- THE TASK -
Retype the whole listing exactly.

--- EXTRACTED RECORDS ---

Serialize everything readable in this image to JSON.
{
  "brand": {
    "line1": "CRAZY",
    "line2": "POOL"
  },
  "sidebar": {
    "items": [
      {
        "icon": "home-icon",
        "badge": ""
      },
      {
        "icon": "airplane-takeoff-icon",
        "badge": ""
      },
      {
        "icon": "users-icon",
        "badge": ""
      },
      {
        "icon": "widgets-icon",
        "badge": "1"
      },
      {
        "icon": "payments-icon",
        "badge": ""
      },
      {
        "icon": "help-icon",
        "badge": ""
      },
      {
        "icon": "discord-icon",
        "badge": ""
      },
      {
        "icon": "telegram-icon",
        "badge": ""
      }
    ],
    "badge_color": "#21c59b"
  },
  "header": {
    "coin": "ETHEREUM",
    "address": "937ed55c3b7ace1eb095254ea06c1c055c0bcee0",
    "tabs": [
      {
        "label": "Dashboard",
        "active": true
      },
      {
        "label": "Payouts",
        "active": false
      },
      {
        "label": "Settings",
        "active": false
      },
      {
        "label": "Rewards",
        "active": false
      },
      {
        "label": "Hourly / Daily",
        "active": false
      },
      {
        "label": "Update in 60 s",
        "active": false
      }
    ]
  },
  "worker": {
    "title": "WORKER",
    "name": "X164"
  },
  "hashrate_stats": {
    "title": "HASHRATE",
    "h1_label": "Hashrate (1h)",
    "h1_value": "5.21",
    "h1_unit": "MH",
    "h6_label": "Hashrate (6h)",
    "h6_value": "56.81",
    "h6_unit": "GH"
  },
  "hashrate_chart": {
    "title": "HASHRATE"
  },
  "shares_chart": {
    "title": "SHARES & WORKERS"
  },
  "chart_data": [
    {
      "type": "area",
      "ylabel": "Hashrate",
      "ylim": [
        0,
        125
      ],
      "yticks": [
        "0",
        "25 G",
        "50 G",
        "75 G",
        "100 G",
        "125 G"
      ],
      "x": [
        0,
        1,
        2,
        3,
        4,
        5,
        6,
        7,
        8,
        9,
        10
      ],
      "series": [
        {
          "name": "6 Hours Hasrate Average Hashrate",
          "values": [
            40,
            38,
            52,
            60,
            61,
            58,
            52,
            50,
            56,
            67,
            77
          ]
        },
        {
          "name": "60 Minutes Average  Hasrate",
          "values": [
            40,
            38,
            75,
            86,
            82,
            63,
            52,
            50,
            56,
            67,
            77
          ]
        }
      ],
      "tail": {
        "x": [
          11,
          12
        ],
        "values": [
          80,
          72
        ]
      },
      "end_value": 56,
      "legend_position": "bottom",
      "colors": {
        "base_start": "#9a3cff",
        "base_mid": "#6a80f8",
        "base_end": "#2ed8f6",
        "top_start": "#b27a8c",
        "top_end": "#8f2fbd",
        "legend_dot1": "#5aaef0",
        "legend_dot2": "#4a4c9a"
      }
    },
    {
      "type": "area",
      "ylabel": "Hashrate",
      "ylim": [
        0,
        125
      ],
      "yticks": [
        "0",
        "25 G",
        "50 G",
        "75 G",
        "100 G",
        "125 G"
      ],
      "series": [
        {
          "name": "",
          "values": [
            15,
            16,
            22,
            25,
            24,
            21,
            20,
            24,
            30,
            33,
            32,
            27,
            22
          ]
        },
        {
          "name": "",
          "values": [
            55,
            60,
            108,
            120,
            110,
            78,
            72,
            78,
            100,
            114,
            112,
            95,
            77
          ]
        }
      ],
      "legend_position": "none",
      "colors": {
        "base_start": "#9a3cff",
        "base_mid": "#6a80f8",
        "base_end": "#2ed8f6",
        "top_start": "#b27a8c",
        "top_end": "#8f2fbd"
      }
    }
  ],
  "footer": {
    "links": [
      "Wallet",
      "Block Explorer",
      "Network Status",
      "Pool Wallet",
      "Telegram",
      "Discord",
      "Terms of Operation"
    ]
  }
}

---

- ANSWER TO THE EXERCISE -
Serialize everything readable in this image to JSON.
{
  "brand": {
    "line1": "CRAZY",
    "line2": "POOL"
  },
  "sidebar": {
    "items": [
      {
        "icon": "home-icon",
        "badge": ""
      },
      {
        "icon": "airplane-takeoff-icon",
        "badge": ""
      },
      {
        "icon": "users-icon",
        "badge": ""
      },
      {
        "icon": "widgets-icon",
        "badge": "1"
      },
      {
        "icon": "payments-icon",
        "badge": ""
      },
      {
        "icon": "help-icon",
        "badge": ""
      },
      {
        "icon": "discord-icon",
        "badge": ""
      },
      {
        "icon": "telegram-icon",
        "badge": ""
      }
    ],
    "badge_color": "#21c59b"
  },
  "header": {
    "coin": "ETHEREUM",
    "address": "937ed55c3b7ace1eb095254ea06c1c055c0bcee0",
    "tabs": [
      {
        "label": "Dashboard",
        "active": true
      },
      {
        "label": "Payouts",
        "active": false
      },
      {
        "label": "Settings",
        "active": false
      },
      {
        "label": "Rewards",
        "active": false
      },
      {
        "label": "Hourly / Daily",
        "active": false
      },
      {
        "label": "Update in 60 s",
        "active": false
      }
    ]
  },
  "worker": {
    "title": "WORKER",
    "name": "X164"
  },
  "hashrate_stats": {
    "title": "HASHRATE",
    "h1_label": "Hashrate (1h)",
    "h1_value": "5.21",
    "h1_unit": "MH",
    "h6_label": "Hashrate (6h)",
    "h6_value": "56.81",
    "h6_unit": "GH"
  },
  "hashrate_chart": {
    "title": "HASHRATE"
  },
  "shares_chart": {
    "title": "SHARES & WORKERS"
  },
  "chart_data": [
    {
      "type": "area",
      "ylabel": "Hashrate",
      "ylim": [
        0,
        125
      ],
      "yticks": [
        "0",
        "25 G",
        "50 G",
        "75 G",
        "100 G",
        "125 G"
      ],
      "x": [
        0,
        1,
        2,
        3,
        4,
        5,
        6,
        7,
        8,
        9,
        10
      ],
      "series": [
        {
          "name": "6 Hours Hasrate Average Hashrate",
          "values": [
            40,
            38,
            52,
            60,
            61,
            58,
            52,
            50,
            56,
            67,
            77
          ]
        },
        {
          "name": "60 Minutes Average  Hasrate",
          "values": [
            40,
            38,
            75,
            86,
            82,
            63,
            52,
            50,
            56,
            67,
            77
          ]
        }
      ],
      "tail": {
        "x": [
          11,
          12
        ],
        "values": [
          80,
          72
        ]
      },
      "end_value": 56,
      "legend_position": "bottom",
      "colors": {
        "base_start": "#9a3cff",
        "base_mid": "#6a80f8",
        "base_end": "#2ed8f6",
        "top_start": "#b27a8c",
        "top_end": "#8f2fbd",
        "legend_dot1": "#5aaef0",
        "legend_dot2": "#4a4c9a"
      }
    },
    {
      "type": "area",
      "ylabel": "Hashrate",
      "ylim": [
        0,
        125
      ],
      "yticks": [
        "0",
        "25 G",
        "50 G",
        "75 G",
        "100 G",
        "125 G"
      ],
      "series": [
        {
          "name": "",
          "values": [
            15,
            16,
            22,
            25,
            24,
            21,
            20,
            24,
            30,
            33,
            32,
            27,
            22
          ]
        },
        {
          "name": "",
          "values": [
            55,
            60,
            108,
            120,
            110,
            78,
            72,
            78,
            100,
            114,
            112,
            95,
            77
          ]
        }
      ],
      "legend_position": "none",
      "colors": {
        "base_start": "#9a3cff",
        "base_mid": "#6a80f8",
        "base_end": "#2ed8f6",
        "top_start": "#b27a8c",
        "top_end": "#8f2fbd"
      }
    }
  ],
  "footer": {
    "links": [
      "Wallet",
      "Block Explorer",
      "Network Status",
      "Pool Wallet",
      "Telegram",
      "Discord",
      "Terms of Operation"
    ]
  }
}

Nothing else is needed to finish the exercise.